TASK DETAILS: Exactly as written, repeat all of the records below.

(Dataset rows describing interfaces)
+++

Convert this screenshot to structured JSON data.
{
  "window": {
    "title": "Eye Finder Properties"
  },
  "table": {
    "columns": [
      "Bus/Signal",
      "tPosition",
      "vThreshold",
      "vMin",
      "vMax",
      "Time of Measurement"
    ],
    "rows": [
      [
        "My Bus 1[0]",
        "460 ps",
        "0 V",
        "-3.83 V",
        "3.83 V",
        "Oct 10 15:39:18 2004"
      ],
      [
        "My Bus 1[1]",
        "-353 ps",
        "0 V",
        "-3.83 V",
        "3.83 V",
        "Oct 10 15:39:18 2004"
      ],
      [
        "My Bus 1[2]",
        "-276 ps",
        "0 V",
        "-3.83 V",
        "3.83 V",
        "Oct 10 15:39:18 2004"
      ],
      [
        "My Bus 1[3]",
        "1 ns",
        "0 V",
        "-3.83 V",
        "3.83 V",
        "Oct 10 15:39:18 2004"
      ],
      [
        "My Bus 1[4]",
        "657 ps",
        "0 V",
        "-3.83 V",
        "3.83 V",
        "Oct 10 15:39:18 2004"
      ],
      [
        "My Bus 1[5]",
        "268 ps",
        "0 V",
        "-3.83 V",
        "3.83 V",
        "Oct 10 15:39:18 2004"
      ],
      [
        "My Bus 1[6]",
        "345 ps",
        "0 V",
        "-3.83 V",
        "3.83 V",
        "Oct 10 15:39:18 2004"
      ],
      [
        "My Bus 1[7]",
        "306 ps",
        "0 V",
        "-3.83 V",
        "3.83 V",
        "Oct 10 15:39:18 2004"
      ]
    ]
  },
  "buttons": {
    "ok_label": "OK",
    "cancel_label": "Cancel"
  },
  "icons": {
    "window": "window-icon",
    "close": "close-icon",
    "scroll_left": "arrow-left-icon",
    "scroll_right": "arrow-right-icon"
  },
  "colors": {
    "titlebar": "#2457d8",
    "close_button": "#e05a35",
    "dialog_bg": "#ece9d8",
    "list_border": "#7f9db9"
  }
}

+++

WRITTEN SOLUTION:
Convert this screenshot to structured JSON data.
{
  "window": {
    "title": "Eye Finder Properties"
  },
  "table": {
    "columns": [
      "Bus/Signal",
      "tPosition",
      "vThreshold",
      "vMin",
      "vMax",
      "Time of Measurement"
    ],
    "rows": [
      [
        "My Bus 1[0]",
        "460 ps",
        "0 V",
        "-3.83 V",
        "3.83 V",
        "Oct 10 15:39:18 2004"
      ],
      [
        "My Bus 1[1]",
        "-353 ps",
        "0 V",
        "-3.83 V",
        "3.83 V",
        "Oct 10 15:39:18 2004"
      ],
      [
        "My Bus 1[2]",
        "-276 ps",
        "0 V",
        "-3.83 V",
        "3.83 V",
        "Oct 10 15:39:18 2004"
      ],
      [
        "My Bus 1[3]",
        "1 ns",
        "0 V",
        "-3.83 V",
        "3.83 V",
        "Oct 10 15:39:18 2004"
      ],
      [
        "My Bus 1[4]",
        "657 ps",
        "0 V",
        "-3.83 V",
        "3.83 V",
        "Oct 10 15:39:18 2004"
      ],
      [
        "My Bus 1[5]",
        "268 ps",
        "0 V",
        "-3.83 V",
        "3.83 V",
        "Oct 10 15:39:18 2004"
      ],
      [
        "My Bus 1[6]",
        "345 ps",
        "0 V",
        "-3.83 V",
        "3.83 V",
        "Oct 10 15:39:18 2004"
      ],
      [
        "My Bus 1[7]",
        "306 ps",
        "0 V",
        "-3.83 V",
        "3.83 V",
        "Oct 10 15:39:18 2004"
      ]
    ]
  },
  "buttons": {
    "ok_label": "OK",
    "cancel_label": "Cancel"
  },
  "icons": {
    "window": "window-icon",
    "close": "close-icon",
    "scroll_left": "arrow-left-icon",
    "scroll_right": "arrow-right-icon"
  },
  "colors": {
    "titlebar": "#2457d8",
    "close_button": "#e05a35",
    "dialog_bg": "#ece9d8",
    "list_border": "#7f9db9"
  }
}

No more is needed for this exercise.